───── Data for review ─────

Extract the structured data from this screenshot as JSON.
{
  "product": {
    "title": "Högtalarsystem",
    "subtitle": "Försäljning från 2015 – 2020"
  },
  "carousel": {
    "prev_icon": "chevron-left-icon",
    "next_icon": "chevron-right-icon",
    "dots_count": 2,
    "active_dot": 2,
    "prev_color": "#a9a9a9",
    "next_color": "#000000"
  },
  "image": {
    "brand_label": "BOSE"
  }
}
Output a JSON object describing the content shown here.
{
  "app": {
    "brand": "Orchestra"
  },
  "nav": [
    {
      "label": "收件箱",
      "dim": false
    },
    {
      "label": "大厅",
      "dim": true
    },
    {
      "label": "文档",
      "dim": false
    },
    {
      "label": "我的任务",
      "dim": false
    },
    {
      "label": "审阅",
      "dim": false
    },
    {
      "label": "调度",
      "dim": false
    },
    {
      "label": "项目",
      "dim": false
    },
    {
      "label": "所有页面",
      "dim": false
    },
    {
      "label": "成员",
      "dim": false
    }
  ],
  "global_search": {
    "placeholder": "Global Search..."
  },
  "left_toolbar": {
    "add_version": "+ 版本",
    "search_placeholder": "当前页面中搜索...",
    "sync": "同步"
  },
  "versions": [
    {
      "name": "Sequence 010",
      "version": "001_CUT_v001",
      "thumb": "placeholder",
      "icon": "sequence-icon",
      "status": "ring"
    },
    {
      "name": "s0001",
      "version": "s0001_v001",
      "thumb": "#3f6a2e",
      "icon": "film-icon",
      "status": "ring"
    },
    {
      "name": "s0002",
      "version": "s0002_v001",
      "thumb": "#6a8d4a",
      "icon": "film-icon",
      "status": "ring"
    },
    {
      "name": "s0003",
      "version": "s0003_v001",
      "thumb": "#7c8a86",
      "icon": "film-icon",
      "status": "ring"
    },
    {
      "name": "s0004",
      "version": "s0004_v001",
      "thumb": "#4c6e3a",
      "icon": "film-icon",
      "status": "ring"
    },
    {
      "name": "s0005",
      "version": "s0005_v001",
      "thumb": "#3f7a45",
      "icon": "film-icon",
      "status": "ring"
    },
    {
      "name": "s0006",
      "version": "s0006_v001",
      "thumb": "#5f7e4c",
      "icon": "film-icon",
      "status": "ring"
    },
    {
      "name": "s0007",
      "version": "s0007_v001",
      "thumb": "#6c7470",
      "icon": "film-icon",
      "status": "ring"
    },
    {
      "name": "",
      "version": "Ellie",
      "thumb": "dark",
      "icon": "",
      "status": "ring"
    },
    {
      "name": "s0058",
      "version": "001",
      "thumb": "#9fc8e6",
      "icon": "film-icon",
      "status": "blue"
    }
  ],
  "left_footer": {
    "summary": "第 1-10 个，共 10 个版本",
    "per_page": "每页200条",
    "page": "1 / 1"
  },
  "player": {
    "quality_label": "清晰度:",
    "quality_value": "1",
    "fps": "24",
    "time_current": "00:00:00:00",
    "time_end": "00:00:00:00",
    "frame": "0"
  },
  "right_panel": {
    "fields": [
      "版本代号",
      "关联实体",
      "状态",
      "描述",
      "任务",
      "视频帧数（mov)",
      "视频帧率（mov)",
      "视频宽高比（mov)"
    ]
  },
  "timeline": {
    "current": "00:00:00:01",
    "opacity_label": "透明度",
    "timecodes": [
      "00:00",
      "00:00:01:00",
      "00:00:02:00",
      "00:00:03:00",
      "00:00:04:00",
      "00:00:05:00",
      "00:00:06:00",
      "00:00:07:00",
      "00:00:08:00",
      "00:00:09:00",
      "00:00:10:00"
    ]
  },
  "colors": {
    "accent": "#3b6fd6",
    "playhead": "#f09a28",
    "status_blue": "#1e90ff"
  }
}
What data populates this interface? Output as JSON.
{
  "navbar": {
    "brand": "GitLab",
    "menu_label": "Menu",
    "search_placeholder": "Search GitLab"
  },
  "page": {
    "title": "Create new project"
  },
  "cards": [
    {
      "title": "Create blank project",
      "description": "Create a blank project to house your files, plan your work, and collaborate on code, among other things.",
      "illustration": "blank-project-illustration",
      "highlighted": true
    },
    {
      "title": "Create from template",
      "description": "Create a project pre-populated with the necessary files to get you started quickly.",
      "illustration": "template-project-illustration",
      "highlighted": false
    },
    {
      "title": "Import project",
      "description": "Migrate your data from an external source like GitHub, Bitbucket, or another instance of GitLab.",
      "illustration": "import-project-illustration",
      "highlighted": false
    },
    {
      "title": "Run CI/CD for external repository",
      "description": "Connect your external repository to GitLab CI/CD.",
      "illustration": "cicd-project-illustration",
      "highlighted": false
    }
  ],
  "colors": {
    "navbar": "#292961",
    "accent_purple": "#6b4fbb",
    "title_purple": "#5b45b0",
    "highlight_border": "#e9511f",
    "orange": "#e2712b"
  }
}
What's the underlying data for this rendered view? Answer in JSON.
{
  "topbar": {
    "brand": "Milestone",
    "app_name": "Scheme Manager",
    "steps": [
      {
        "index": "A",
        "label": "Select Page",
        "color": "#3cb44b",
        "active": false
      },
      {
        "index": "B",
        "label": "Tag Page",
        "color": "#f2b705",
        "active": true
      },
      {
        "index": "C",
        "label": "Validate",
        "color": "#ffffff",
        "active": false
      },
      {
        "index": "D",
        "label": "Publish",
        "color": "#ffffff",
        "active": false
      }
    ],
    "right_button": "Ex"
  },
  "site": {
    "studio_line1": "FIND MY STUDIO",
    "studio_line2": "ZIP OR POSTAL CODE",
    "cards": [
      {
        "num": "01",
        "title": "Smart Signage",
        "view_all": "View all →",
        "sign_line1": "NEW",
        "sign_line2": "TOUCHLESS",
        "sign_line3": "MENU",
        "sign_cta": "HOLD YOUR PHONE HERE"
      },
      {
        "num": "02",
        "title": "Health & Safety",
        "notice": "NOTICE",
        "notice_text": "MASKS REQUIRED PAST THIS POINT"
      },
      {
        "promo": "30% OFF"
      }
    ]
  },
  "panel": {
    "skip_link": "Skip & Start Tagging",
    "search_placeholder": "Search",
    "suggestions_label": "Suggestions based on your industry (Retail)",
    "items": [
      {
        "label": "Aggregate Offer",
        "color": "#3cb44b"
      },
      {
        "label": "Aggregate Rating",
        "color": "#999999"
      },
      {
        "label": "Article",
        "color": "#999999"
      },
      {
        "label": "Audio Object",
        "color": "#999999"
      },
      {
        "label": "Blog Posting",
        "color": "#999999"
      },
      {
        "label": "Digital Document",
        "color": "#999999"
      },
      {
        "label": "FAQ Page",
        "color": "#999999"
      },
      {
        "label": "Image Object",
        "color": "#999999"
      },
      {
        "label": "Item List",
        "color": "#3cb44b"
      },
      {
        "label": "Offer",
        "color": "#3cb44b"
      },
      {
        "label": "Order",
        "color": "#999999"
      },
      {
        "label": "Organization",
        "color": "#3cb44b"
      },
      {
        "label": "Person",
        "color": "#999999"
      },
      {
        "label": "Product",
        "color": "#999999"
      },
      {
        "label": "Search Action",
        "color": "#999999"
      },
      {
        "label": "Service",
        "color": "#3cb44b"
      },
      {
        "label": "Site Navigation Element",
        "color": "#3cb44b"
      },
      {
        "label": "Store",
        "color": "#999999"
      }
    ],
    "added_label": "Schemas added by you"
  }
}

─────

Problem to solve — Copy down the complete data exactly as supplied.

Response to the task —
Extract the structured data from this screenshot as JSON.
{
  "product": {
    "title": "Högtalarsystem",
    "subtitle": "Försäljning från 2015 – 2020"
  },
  "carousel": {
    "prev_icon": "chevron-left-icon",
    "next_icon": "chevron-right-icon",
    "dots_count": 2,
    "active_dot": 2,
    "prev_color": "#a9a9a9",
    "next_color": "#000000"
  },
  "image": {
    "brand_label": "BOSE"
  }
}
Output a JSON object describing the content shown here.
{
  "app": {
    "brand": "Orchestra"
  },
  "nav": [
    {
      "label": "收件箱",
      "dim": false
    },
    {
      "label": "大厅",
      "dim": true
    },
    {
      "label": "文档",
      "dim": false
    },
    {
      "label": "我的任务",
      "dim": false
    },
    {
      "label": "审阅",
      "dim": false
    },
    {
      "label": "调度",
      "dim": false
    },
    {
      "label": "项目",
      "dim": false
    },
    {
      "label": "所有页面",
      "dim": false
    },
    {
      "label": "成员",
      "dim": false
    }
  ],
  "global_search": {
    "placeholder": "Global Search..."
  },
  "left_toolbar": {
    "add_version": "+ 版本",
    "search_placeholder": "当前页面中搜索...",
    "sync": "同步"
  },
  "versions": [
    {
      "name": "Sequence 010",
      "version": "001_CUT_v001",
      "thumb": "placeholder",
      "icon": "sequence-icon",
      "status": "ring"
    },
    {
      "name": "s0001",
      "version": "s0001_v001",
      "thumb": "#3f6a2e",
      "icon": "film-icon",
      "status": "ring"
    },
    {
      "name": "s0002",
      "version": "s0002_v001",
      "thumb": "#6a8d4a",
      "icon": "film-icon",
      "status": "ring"
    },
    {
      "name": "s0003",
      "version": "s0003_v001",
      "thumb": "#7c8a86",
      "icon": "film-icon",
      "status": "ring"
    },
    {
      "name": "s0004",
      "version": "s0004_v001",
      "thumb": "#4c6e3a",
      "icon": "film-icon",
      "status": "ring"
    },
    {
      "name": "s0005",
      "version": "s0005_v001",
      "thumb": "#3f7a45",
      "icon": "film-icon",
      "status": "ring"
    },
    {
      "name": "s0006",
      "version": "s0006_v001",
      "thumb": "#5f7e4c",
      "icon": "film-icon",
      "status": "ring"
    },
    {
      "name": "s0007",
      "version": "s0007_v001",
      "thumb": "#6c7470",
      "icon": "film-icon",
      "status": "ring"
    },
    {
      "name": "",
      "version": "Ellie",
      "thumb": "dark",
      "icon": "",
      "status": "ring"
    },
    {
      "name": "s0058",
      "version": "001",
      "thumb": "#9fc8e6",
      "icon": "film-icon",
      "status": "blue"
    }
  ],
  "left_footer": {
    "summary": "第 1-10 个，共 10 个版本",
    "per_page": "每页200条",
    "page": "1 / 1"
  },
  "player": {
    "quality_label": "清晰度:",
    "quality_value": "1",
    "fps": "24",
    "time_current": "00:00:00:00",
    "time_end": "00:00:00:00",
    "frame": "0"
  },
  "right_panel": {
    "fields": [
      "版本代号",
      "关联实体",
      "状态",
      "描述",
      "任务",
      "视频帧数（mov)",
      "视频帧率（mov)",
      "视频宽高比（mov)"
    ]
  },
  "timeline": {
    "current": "00:00:00:01",
    "opacity_label": "透明度",
    "timecodes": [
      "00:00",
      "00:00:01:00",
      "00:00:02:00",
      "00:00:03:00",
      "00:00:04:00",
      "00:00:05:00",
      "00:00:06:00",
      "00:00:07:00",
      "00:00:08:00",
      "00:00:09:00",
      "00:00:10:00"
    ]
  },
  "colors": {
    "accent": "#3b6fd6",
    "playhead": "#f09a28",
    "status_blue": "#1e90ff"
  }
}
What data populates this interface? Output as JSON.
{
  "navbar": {
    "brand": "GitLab",
    "menu_label": "Menu",
    "search_placeholder": "Search GitLab"
  },
  "page": {
    "title": "Create new project"
  },
  "cards": [
    {
      "title": "Create blank project",
      "description": "Create a blank project to house your files, plan your work, and collaborate on code, among other things.",
      "illustration": "blank-project-illustration",
      "highlighted": true
    },
    {
      "title": "Create from template",
      "description": "Create a project pre-populated with the necessary files to get you started quickly.",
      "illustration": "template-project-illustration",
      "highlighted": false
    },
    {
      "title": "Import project",
      "description": "Migrate your data from an external source like GitHub, Bitbucket, or another instance of GitLab.",
      "illustration": "import-project-illustration",
      "highlighted": false
    },
    {
      "title": "Run CI/CD for external repository",
      "description": "Connect your external repository to GitLab CI/CD.",
      "illustration": "cicd-project-illustration",
      "highlighted": false
    }
  ],
  "colors": {
    "navbar": "#292961",
    "accent_purple": "#6b4fbb",
    "title_purple": "#5b45b0",
    "highlight_border": "#e9511f",
    "orange": "#e2712b"
  }
}
What's the underlying data for this rendered view? Answer in JSON.
{
  "topbar": {
    "brand": "Milestone",
    "app_name": "Scheme Manager",
    "steps": [
      {
        "index": "A",
        "label": "Select Page",
        "color": "#3cb44b",
        "active": false
      },
      {
        "index": "B",
        "label": "Tag Page",
        "color": "#f2b705",
        "active": true
      },
      {
        "index": "C",
        "label": "Validate",
        "color": "#ffffff",
        "active": false
      },
      {
        "index": "D",
        "label": "Publish",
        "color": "#ffffff",
        "active": false
      }
    ],
    "right_button": "Ex"
  },
  "site": {
    "studio_line1": "FIND MY STUDIO",
    "studio_line2": "ZIP OR POSTAL CODE",
    "cards": [
      {
        "num": "01",
        "title": "Smart Signage",
        "view_all": "View all →",
        "sign_line1": "NEW",
        "sign_line2": "TOUCHLESS",
        "sign_line3": "MENU",
        "sign_cta": "HOLD YOUR PHONE HERE"
      },
      {
        "num": "02",
        "title": "Health & Safety",
        "notice": "NOTICE",
        "notice_text": "MASKS REQUIRED PAST THIS POINT"
      },
      {
        "promo": "30% OFF"
      }
    ]
  },
  "panel": {
    "skip_link": "Skip & Start Tagging",
    "search_placeholder": "Search",
    "suggestions_label": "Suggestions based on your industry (Retail)",
    "items": [
      {
        "label": "Aggregate Offer",
        "color": "#3cb44b"
      },
      {
        "label": "Aggregate Rating",
        "color": "#999999"
      },
      {
        "label": "Article",
        "color": "#999999"
      },
      {
        "label": "Audio Object",
        "color": "#999999"
      },
      {
        "label": "Blog Posting",
        "color": "#999999"
      },
      {
        "label": "Digital Document",
        "color": "#999999"
      },
      {
        "label": "FAQ Page",
        "color": "#999999"
      },
      {
        "label": "Image Object",
        "color": "#999999"
      },
      {
        "label": "Item List",
        "color": "#3cb44b"
      },
      {
        "label": "Offer",
        "color": "#3cb44b"
      },
      {
        "label": "Order",
        "color": "#999999"
      },
      {
        "label": "Organization",
        "color": "#3cb44b"
      },
      {
        "label": "Person",
        "color": "#999999"
      },
      {
        "label": "Product",
        "color": "#999999"
      },
      {
        "label": "Search Action",
        "color": "#999999"
      },
      {
        "label": "Service",
        "color": "#3cb44b"
      },
      {
        "label": "Site Navigation Element",
        "color": "#3cb44b"
      },
      {
        "label": "Store",
        "color": "#999999"
      }
    ],
    "added_label": "Schemas added by you"
  }
}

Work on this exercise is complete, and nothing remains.